Castro’s campaign focused on progressive policy and racial justice issues. The former Obama cabinet secretary was the first Democrat in the race to have a comprehensive police reform plan, a progressive immigration plan, and a specific plan to address disparities faced by Native Americans. This summer, he launched the People First Future political action committee to support progressive candidates, and last week released the first episode of a new podcast focusing on underserved communities.
He has been outspoken about the lack of diversity in both parties; he criticized the minimal inclusion of Latino speakers at the Democratic National Convention recently and was vocal throughout his campaign about the disadvantages faced by both candidates and communities of color.
In last week’s interview, Castro said he’s “hopeful” but “not naive” that the US is making progress toward addressing racial inequities. He said any progress, though, is hampered by “a president who’s the biggest race-baiter, the biggest racial grievance politician that we’ve had since George Wallace on the national stage.”
Castro called Trump’s racist threats about people of color, particularly those in low-income housing, endangering white suburban communities “shameful.”
“It’s a naked ploy to stoke white fear about Black Americans and other people of color. It’s a lie. He lied about what the policy is. The fair housing rule was simply meant to provide fair housing opportunity to everybody, no matter their background. He lied about who is in the suburbs today. The suburbs are more diverse than they are when we passed the Fair Housing Act in 1968,” Castro, who served as housing secretary during the Obama administration, said.
“I believe he’s misrepresenting what’s in the hearts of many white Americans. I don't believe the majority of white Americans are sitting at home trying to figure out how they can keep Black people out of their neighborhood. He’s selling them short,” he said.

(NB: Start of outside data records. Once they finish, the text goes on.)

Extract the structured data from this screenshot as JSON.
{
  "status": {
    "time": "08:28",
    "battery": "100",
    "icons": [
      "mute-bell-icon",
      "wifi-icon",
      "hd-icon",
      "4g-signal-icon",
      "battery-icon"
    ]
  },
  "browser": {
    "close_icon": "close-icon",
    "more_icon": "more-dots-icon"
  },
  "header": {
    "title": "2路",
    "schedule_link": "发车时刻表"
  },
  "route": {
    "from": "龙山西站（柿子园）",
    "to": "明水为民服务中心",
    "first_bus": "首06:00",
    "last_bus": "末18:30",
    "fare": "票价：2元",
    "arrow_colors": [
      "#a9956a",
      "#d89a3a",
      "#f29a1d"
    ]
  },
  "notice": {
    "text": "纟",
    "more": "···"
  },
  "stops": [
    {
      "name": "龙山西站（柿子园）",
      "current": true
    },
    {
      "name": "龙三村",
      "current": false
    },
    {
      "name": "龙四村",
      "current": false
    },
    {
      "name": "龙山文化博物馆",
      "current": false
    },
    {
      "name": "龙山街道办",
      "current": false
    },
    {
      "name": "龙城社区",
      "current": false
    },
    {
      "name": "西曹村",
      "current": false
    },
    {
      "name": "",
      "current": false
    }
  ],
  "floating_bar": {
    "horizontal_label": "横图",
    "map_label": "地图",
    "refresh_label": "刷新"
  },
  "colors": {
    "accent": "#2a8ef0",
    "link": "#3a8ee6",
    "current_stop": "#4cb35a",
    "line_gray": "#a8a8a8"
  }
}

Castro said that in the wake of George Floyd's death in police custody in Minneapolis, he’s been heartened by the “vast outpouring of support for making progress in our country towards racial justice that included many white people, people of all different backgrounds,” including “a greater commitment at least in words by corporate America, by public officials, police departments, sports, celebrities, and people marching in the streets to press for racial justice.”
The question now, he said, is whether people will carry that motivation through to voting and pushing for change in corporate and nonprofit organizations.
“I’m hopeful, you know. I’m not naive,” he said. “I don’t think it's comfortable for a lot of people to do so, and I don’t think it’s second nature for a lot of people to do so either. But I also believe that most people have a kind heart and that they want to do it, most people.”
The Castro campaign’s progressive policy agenda and focus on communities of color won praise among progressive activists. Now, with the nomination of one of the least progressive candidates of the dozens of Democrats who ran this cycle, some activists have wondered if they’re being asked to shelve the progressive reforms they’ve been pushing for to defeat Trump. Castro said he’s not concerned that progressives won’t turn out for Biden.
“I’m confident that the vast majority of people who recognize what a danger Donald Trump represents also recognize that Joe Biden would do a much better job than Donald Trump, and they will turn out to vote for Joe Biden,” he said.
“Is it the case that there’s a more progressive vision out there than the one that Joe Biden has? On some issues, sure. It’s also true that Joe Biden has the most progressive vision of any Democratic nominee that we’ve ever had on a whole number of issues,” he added. “So if Joe Biden is elected we have a wonderful opportunity to do great progressive work in the next administration.”